The Commission also proposes to invest €4.1 billion in European security to fight crime and terrorism and €3.4 billion in migration and asylum policies, which are crucial for our competitiveness and social cohesion. Both funds will have an external dimension to work with third countries.
For a stronger Europe in the world
This budget will also help make Europe count in the world through an increased external relations budget of €70.2 billion. Shifting alliances and emerging new powers mean that Europe must do more to make its voice count. € 16 billion will be allocated to our Neighbourhood Policy to promote democracy and prosperity around Europe. We will also continue delivering on our commitments to help the poorest in the world. The Development and Cooperation Instrument (DCI) will receive €20.6 billion to focus on poverty eradication and to maintain our pledge to the Millennium Development Goals (MDGs).

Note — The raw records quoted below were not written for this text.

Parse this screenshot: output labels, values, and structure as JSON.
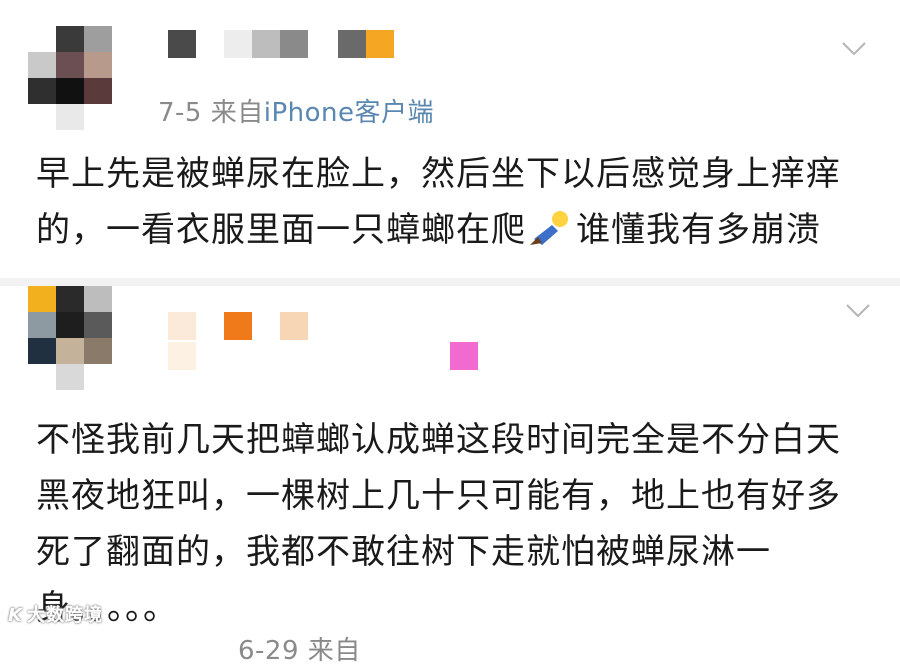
{
  "posts": [
    {
      "date": "7-5",
      "source_prefix": "来自",
      "source_name": "iPhone客户端",
      "text_before_emoji": "早上先是被蝉尿在脸上，然后坐下以后感觉身上痒痒的，一看衣服里面一只蟑螂在爬",
      "emoji": "collapse-emoji",
      "text_after_emoji": "谁懂我有多崩溃"
    },
    {
      "date": "6-29",
      "source_prefix": "来自",
      "source_name": "",
      "text": "不怪我前几天把蟑螂认成蝉这段时间完全是不分白天黑夜地狂叫，一棵树上几十只可能有，地上也有好多死了翻面的，我都不敢往树下走就怕被蝉尿淋一身。。。。。"
    }
  ],
  "icons": {
    "expand": "chevron-down-icon"
  },
  "watermark": {
    "logo": "K",
    "text": "大数跨境"
  }
}
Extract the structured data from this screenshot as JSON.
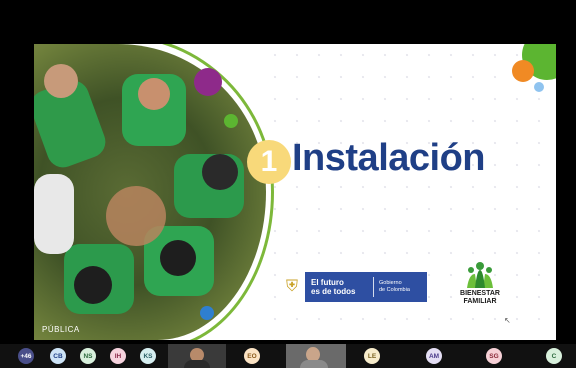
{
  "slide": {
    "number": "1",
    "title": "Instalación",
    "classification": "PÚBLICA",
    "gov_logo": {
      "main_line1": "El futuro",
      "main_line2": "es de todos",
      "sub_line1": "Gobierno",
      "sub_line2": "de Colombia"
    },
    "bf_logo": {
      "line1": "BIENESTAR",
      "line2": "FAMILIAR"
    }
  },
  "participants": [
    {
      "initials": "+46",
      "color": "#4a4f8a",
      "text_color": "#ffffff"
    },
    {
      "initials": "CB",
      "color": "#cde3f6",
      "text_color": "#1f3f86"
    },
    {
      "initials": "NS",
      "color": "#d8f0dc",
      "text_color": "#2d6a3e"
    },
    {
      "initials": "IH",
      "color": "#f6d3de",
      "text_color": "#8a2a4a"
    },
    {
      "initials": "KS",
      "color": "#d6eef0",
      "text_color": "#2b5f66"
    },
    {
      "initials": "EO",
      "color": "#fbe3c4",
      "text_color": "#8a5a1a"
    },
    {
      "initials": "LE",
      "color": "#f7eccb",
      "text_color": "#7a6220"
    },
    {
      "initials": "AM",
      "color": "#e4def4",
      "text_color": "#4a3a8a"
    },
    {
      "initials": "SG",
      "color": "#f6d0d6",
      "text_color": "#8a2a3a"
    },
    {
      "initials": "C",
      "color": "#d8f0dc",
      "text_color": "#2d6a3e"
    }
  ],
  "colors": {
    "title": "#1f3f86",
    "badge": "#f8d97a",
    "purple_dot": "#8e2a8a",
    "green_dot": "#5cb531",
    "orange_dot": "#f08a24",
    "blue_dot": "#2f7fd0"
  }
}
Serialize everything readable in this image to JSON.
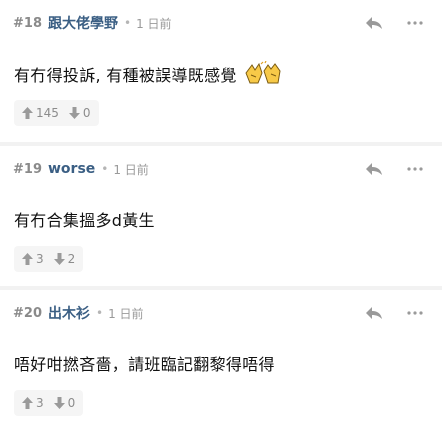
{
  "comments": [
    {
      "number": "#18",
      "username": "跟大佬學野",
      "time": "1 日前",
      "content": "有冇得投訴, 有種被誤導既感覺",
      "upvotes": "145",
      "downvotes": "0",
      "emoji": "clapping-hands-icon"
    },
    {
      "number": "#19",
      "username": "worse",
      "time": "1 日前",
      "content": "有冇合集搵多d黃生",
      "upvotes": "3",
      "downvotes": "2"
    },
    {
      "number": "#20",
      "username": "出木衫",
      "time": "1 日前",
      "content": "唔好咁撚吝嗇，請班臨記翻黎得唔得",
      "upvotes": "3",
      "downvotes": "0"
    }
  ],
  "separator": "•",
  "colors": {
    "username": "#3b5f84",
    "meta": "#9a9a9a",
    "vote_bg": "#f5f5f5",
    "gap": "#f2f2f2"
  }
}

Better resources for the EU budget
The new multi-annual EU budget will have more transparent, fairer resources and will reduce and simplify Member States' contributions. The Commission proposes new own resources to the existing ones, as foreseen by the Treaty. The aim is not to increase the EU budget, but to put it on a sounder footing and lower Member States' direct contributions.
The new own resources would be a financial transaction tax and a new modernized VAT. Simultaneously, the current VAT-based resource (a portion of the national VAT collected by Member States) would be abandoned.
The Commission also proposes to simplify the existing correction mechanisms that apply to a number of Member States. This will be done through a lump sum gross reduction on their GNI payments.
Currently, administration expenditure accounts for only 5.7% of the total EU budget. The Commission proposes that there be no increase of administrative expenditure for the next financial period. In parallel, building on the 2004 staff reform (which has already saved € 3 billion and will save 5 billion more by 2020) the Commission is proposing to further modify the Staff Regulations for EU officials.
For more information:
The communication is available on the Multiannual Financial Framework website
MEMO/11/468: Multiannual Financial Framework (MFF): Questions and answers
MEMO/11/469: Money where it matters – how the EU budget delivers value to you
MEMO/11/459: Myths about the EU budget and the Multiannual Financial Framework
SPEECH/11/487: Remarks by President Barroso on the Commission's proposals for the 2014-2020 Multi-Annual Financial Framework